* INPUT MATERIAL
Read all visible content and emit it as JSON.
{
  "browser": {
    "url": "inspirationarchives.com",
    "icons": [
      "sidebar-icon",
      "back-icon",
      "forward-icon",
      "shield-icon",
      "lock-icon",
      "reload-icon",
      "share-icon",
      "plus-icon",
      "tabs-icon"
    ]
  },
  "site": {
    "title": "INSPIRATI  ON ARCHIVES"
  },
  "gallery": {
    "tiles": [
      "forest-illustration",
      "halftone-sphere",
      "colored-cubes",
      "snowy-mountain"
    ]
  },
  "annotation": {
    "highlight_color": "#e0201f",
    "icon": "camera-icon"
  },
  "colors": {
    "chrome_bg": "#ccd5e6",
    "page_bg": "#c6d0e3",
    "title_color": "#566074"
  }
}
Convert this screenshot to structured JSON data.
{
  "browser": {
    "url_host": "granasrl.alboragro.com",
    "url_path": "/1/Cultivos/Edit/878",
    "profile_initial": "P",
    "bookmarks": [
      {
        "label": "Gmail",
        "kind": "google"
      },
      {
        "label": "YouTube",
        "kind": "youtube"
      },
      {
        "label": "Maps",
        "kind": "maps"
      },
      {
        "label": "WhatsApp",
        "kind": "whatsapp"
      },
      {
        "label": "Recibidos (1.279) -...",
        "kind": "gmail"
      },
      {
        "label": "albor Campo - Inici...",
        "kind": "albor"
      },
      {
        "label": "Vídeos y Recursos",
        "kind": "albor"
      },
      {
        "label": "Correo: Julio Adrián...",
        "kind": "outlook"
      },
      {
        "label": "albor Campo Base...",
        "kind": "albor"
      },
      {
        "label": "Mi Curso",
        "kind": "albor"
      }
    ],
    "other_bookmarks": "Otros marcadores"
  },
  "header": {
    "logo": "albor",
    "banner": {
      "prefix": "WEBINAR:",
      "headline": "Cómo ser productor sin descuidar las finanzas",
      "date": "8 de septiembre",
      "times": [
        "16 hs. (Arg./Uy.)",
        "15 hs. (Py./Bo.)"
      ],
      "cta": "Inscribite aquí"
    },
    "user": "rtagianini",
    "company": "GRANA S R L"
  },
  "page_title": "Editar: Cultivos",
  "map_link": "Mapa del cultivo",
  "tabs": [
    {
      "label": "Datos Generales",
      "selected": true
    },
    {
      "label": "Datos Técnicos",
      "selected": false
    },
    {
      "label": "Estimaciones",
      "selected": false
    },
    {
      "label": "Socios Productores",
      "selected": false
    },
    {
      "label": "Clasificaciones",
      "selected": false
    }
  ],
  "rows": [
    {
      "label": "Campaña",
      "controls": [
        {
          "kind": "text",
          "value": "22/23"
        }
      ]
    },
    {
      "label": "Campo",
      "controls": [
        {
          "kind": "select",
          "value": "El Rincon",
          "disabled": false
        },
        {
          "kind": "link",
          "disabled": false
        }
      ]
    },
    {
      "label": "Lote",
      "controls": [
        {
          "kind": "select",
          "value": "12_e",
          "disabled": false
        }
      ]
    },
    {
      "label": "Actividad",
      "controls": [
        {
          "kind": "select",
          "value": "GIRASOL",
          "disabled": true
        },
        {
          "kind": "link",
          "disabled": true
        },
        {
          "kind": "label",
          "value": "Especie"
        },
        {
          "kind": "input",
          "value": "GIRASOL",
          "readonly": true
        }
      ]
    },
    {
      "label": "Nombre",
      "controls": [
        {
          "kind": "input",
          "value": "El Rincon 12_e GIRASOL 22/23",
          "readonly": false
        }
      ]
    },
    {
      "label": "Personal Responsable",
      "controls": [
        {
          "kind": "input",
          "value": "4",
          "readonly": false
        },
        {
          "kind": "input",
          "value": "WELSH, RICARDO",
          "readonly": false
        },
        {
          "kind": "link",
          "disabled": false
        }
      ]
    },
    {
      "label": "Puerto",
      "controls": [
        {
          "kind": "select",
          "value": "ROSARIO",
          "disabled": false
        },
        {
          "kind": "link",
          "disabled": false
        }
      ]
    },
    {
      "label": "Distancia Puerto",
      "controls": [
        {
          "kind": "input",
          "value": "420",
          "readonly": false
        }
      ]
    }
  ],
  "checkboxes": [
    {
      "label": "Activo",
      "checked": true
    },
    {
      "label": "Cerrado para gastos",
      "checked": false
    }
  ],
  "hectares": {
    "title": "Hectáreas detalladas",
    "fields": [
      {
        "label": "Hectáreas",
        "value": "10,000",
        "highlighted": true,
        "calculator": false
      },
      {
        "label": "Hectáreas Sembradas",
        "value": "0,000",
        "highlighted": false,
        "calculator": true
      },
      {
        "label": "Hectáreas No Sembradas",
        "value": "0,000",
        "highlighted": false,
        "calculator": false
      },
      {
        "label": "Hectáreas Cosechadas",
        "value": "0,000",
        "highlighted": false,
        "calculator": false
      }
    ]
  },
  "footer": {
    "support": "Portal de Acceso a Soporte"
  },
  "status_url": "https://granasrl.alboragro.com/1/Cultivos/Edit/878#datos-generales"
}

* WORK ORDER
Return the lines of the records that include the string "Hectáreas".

* RESULT OF THE TASK
    "title": "Hectáreas detalladas",
        "label": "Hectáreas",
        "label": "Hectáreas Sembradas",
        "label": "Hectáreas No Sembradas",
        "label": "Hectáreas Cosechadas",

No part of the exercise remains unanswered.